If there’s a hero in the story beyond its chimp protagonist, it might be Bob Ingersoll the pot-smoking Grateful Dead fan whom the scientists disregarded. Bob didn’t need signs to communicate with Nim and didn’t really care about the language debate at all. Bob never forsook Nim and once they re-connected after many years apart, he trusts him enough to casually stick his hand into Nim’s mouth as they played. Nim just bites down on the hand with calculated gentleness when he is perfectly capable of biting it clean off. As Bob recalls, Nim’s favorite sign wasn’t a begging sign after all, it was the sign he invented and had always used the most with us: “play” and it meant “let’s play together.”

After I finished my work, I was still vexed about the propriety of the final statement we hear in the film which posits the idea that chimps have a capacity, and indeed an instinct, for forgiveness. I didn’t want to insult Nim with another misleading human projection after so many others had negatively impacted his life. But I realized that the film had already discovered many examples of Nim’s forgiving nature and the person offering the statement, a research vet who by his own admission had caused much suffering and pain to chimpanzees in the name of science, seems well-qualified to know.
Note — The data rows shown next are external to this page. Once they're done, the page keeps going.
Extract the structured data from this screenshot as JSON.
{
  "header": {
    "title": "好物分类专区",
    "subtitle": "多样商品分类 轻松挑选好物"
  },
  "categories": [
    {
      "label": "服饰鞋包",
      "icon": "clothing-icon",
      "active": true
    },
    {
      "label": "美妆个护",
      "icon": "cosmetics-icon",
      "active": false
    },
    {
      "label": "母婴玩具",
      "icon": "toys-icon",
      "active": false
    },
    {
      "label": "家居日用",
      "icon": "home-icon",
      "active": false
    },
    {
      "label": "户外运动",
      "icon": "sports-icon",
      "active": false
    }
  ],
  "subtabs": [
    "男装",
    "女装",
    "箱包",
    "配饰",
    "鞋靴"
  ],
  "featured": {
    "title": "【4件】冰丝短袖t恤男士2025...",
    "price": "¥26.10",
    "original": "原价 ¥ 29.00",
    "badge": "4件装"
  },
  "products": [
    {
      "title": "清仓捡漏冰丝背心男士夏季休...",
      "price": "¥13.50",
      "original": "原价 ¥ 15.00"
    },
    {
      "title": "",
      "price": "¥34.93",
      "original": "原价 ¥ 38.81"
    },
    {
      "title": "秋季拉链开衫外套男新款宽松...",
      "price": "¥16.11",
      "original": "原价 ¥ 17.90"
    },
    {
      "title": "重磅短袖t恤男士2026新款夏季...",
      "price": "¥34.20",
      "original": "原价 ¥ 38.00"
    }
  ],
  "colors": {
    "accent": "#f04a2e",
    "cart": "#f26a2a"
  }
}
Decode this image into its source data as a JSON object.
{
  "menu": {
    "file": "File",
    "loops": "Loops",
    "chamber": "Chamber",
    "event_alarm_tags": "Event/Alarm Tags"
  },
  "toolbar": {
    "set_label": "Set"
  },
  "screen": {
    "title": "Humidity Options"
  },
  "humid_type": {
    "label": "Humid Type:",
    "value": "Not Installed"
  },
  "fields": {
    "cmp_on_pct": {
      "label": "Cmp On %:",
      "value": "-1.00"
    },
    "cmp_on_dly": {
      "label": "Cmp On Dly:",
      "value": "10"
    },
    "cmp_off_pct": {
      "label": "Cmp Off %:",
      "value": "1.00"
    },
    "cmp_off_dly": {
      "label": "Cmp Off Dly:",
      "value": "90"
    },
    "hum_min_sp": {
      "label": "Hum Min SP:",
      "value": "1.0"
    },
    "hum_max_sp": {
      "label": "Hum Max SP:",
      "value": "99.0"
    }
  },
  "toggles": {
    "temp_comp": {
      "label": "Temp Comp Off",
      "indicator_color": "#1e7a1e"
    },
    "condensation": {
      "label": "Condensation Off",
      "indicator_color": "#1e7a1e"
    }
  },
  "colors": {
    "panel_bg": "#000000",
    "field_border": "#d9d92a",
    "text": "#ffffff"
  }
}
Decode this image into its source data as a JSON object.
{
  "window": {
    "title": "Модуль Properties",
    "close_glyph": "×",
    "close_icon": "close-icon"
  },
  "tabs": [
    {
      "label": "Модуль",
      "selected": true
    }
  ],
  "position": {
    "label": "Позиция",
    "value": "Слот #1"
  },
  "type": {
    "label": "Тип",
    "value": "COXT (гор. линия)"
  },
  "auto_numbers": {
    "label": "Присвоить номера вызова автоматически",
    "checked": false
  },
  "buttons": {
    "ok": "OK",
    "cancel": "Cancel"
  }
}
At this point in the story, he’s also the most in need of — and deserving — of the animal’s grace.